[SOURCE INFORMATION]

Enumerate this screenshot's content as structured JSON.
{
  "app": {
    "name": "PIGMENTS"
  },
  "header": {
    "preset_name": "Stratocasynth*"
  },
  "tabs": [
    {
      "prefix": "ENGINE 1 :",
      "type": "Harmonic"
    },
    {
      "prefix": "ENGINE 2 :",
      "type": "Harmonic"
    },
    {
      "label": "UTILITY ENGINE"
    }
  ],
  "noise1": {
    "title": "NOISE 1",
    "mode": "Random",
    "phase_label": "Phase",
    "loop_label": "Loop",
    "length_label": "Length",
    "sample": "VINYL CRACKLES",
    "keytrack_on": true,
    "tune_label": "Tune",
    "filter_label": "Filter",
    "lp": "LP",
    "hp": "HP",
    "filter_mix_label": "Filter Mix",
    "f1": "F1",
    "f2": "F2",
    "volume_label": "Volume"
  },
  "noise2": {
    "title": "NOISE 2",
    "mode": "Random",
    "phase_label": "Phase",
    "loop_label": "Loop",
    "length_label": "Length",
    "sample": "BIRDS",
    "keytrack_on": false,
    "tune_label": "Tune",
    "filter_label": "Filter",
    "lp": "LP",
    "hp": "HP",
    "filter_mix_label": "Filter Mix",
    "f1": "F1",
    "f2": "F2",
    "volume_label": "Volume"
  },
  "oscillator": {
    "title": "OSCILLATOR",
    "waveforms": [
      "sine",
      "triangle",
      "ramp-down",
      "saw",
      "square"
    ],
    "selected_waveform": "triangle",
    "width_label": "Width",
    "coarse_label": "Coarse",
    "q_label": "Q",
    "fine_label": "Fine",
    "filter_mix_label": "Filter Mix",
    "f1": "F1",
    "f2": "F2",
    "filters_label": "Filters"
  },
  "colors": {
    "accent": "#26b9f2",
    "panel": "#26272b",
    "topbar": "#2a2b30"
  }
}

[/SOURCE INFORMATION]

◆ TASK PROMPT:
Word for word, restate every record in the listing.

◆ WRITTEN RESPONSE:
Enumerate this screenshot's content as structured JSON.
{
  "app": {
    "name": "PIGMENTS"
  },
  "header": {
    "preset_name": "Stratocasynth*"
  },
  "tabs": [
    {
      "prefix": "ENGINE 1 :",
      "type": "Harmonic"
    },
    {
      "prefix": "ENGINE 2 :",
      "type": "Harmonic"
    },
    {
      "label": "UTILITY ENGINE"
    }
  ],
  "noise1": {
    "title": "NOISE 1",
    "mode": "Random",
    "phase_label": "Phase",
    "loop_label": "Loop",
    "length_label": "Length",
    "sample": "VINYL CRACKLES",
    "keytrack_on": true,
    "tune_label": "Tune",
    "filter_label": "Filter",
    "lp": "LP",
    "hp": "HP",
    "filter_mix_label": "Filter Mix",
    "f1": "F1",
    "f2": "F2",
    "volume_label": "Volume"
  },
  "noise2": {
    "title": "NOISE 2",
    "mode": "Random",
    "phase_label": "Phase",
    "loop_label": "Loop",
    "length_label": "Length",
    "sample": "BIRDS",
    "keytrack_on": false,
    "tune_label": "Tune",
    "filter_label": "Filter",
    "lp": "LP",
    "hp": "HP",
    "filter_mix_label": "Filter Mix",
    "f1": "F1",
    "f2": "F2",
    "volume_label": "Volume"
  },
  "oscillator": {
    "title": "OSCILLATOR",
    "waveforms": [
      "sine",
      "triangle",
      "ramp-down",
      "saw",
      "square"
    ],
    "selected_waveform": "triangle",
    "width_label": "Width",
    "coarse_label": "Coarse",
    "q_label": "Q",
    "fine_label": "Fine",
    "filter_mix_label": "Filter Mix",
    "f1": "F1",
    "f2": "F2",
    "filters_label": "Filters"
  },
  "colors": {
    "accent": "#26b9f2",
    "panel": "#26272b",
    "topbar": "#2a2b30"
  }
}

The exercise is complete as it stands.